Assignment
Can you find the lines of the listing that include "Stopped" and copy every one?
______________________________
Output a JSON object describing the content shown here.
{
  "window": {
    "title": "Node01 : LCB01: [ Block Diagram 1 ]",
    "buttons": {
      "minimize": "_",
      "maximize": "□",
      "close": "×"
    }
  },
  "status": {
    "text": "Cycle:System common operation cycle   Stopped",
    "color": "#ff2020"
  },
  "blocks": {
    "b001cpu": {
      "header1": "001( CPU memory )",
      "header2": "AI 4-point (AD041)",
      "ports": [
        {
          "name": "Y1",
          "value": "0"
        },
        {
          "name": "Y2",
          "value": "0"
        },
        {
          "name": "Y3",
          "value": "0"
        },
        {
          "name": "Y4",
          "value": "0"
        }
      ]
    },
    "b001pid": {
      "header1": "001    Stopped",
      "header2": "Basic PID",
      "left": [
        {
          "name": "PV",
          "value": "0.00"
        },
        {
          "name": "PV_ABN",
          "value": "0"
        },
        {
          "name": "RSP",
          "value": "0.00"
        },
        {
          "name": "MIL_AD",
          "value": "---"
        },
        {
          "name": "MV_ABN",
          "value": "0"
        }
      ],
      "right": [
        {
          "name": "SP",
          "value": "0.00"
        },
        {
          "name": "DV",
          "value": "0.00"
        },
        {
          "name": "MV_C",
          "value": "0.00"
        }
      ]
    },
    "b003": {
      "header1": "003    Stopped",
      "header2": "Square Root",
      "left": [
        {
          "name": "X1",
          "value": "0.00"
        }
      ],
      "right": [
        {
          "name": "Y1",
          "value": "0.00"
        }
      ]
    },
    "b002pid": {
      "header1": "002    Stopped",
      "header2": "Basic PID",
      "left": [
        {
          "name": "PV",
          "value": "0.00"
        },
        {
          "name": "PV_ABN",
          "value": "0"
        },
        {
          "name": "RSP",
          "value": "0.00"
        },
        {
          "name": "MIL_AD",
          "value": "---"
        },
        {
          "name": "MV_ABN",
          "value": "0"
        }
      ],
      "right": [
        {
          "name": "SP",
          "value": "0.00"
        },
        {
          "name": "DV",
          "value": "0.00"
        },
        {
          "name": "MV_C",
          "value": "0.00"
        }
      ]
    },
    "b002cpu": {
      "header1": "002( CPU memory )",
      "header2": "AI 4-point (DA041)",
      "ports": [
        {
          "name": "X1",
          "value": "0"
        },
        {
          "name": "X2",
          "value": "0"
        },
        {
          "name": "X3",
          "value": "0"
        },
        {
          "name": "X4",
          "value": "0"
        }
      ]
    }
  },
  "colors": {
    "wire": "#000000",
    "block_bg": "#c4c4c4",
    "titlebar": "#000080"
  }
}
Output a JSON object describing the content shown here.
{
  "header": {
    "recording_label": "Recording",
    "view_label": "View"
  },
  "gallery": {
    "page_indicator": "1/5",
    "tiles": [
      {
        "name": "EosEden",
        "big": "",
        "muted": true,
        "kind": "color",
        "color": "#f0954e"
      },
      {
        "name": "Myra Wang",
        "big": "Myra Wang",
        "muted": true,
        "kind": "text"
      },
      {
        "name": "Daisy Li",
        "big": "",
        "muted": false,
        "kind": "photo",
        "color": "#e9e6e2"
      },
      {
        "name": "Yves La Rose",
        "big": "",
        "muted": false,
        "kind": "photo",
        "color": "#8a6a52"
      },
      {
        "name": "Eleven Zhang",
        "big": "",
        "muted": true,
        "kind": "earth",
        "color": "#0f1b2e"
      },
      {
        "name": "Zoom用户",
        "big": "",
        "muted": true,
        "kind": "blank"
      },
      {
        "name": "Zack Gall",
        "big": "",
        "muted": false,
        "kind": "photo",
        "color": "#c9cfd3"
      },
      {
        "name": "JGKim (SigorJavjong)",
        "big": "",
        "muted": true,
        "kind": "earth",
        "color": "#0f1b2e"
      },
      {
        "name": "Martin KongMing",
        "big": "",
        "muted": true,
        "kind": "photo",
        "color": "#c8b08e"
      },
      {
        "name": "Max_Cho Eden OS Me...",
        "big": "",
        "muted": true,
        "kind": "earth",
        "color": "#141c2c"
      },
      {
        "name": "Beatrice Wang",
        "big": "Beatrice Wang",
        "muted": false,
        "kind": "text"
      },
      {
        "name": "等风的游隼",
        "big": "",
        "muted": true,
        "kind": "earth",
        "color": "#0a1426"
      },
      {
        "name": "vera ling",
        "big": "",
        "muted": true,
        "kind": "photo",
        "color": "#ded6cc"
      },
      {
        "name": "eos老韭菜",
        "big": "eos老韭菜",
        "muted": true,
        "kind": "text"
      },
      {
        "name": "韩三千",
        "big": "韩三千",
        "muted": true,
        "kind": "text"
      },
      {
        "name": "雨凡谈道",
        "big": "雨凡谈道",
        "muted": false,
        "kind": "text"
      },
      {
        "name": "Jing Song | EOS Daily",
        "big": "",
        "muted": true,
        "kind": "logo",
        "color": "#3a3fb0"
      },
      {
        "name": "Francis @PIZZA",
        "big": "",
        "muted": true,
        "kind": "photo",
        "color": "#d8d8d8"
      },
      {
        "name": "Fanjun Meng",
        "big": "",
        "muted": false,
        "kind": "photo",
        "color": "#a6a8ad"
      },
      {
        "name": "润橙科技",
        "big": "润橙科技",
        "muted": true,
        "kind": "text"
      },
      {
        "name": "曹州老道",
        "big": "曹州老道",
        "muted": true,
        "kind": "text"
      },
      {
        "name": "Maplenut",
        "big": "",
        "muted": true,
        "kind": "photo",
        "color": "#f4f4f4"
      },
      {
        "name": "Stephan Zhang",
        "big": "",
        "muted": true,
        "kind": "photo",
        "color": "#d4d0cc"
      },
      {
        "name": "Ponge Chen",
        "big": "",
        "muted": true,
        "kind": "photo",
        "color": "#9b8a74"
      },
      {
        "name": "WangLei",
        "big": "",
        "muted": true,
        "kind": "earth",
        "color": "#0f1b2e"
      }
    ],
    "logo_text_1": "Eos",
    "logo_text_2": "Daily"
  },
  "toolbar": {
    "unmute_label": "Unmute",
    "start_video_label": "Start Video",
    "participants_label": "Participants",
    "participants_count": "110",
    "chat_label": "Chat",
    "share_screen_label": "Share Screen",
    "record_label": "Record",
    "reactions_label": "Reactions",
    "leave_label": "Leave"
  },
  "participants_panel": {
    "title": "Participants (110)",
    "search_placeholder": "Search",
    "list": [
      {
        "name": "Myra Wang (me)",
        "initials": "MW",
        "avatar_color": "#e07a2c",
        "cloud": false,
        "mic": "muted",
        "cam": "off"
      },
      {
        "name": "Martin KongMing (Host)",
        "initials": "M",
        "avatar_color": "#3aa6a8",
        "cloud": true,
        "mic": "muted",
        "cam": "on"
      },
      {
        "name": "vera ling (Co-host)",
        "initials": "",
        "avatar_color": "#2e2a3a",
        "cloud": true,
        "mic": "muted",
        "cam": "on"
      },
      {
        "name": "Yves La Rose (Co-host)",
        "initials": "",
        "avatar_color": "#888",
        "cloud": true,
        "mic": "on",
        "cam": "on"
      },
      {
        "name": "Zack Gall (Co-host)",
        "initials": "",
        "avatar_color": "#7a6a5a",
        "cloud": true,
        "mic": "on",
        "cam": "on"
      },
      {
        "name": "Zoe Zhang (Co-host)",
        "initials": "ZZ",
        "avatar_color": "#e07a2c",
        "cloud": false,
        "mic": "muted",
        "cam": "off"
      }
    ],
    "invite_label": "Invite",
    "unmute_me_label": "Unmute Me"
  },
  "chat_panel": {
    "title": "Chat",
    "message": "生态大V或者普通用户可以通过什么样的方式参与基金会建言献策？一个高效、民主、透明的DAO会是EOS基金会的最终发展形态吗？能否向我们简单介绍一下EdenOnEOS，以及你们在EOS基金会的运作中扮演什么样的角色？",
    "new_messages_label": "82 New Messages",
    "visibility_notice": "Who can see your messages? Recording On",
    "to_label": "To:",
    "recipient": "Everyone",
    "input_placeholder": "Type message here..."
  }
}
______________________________
Answer
    "text": "Cycle:System common operation cycle   Stopped",
      "header1": "001    Stopped",
      "header1": "003    Stopped",
      "header1": "002    Stopped",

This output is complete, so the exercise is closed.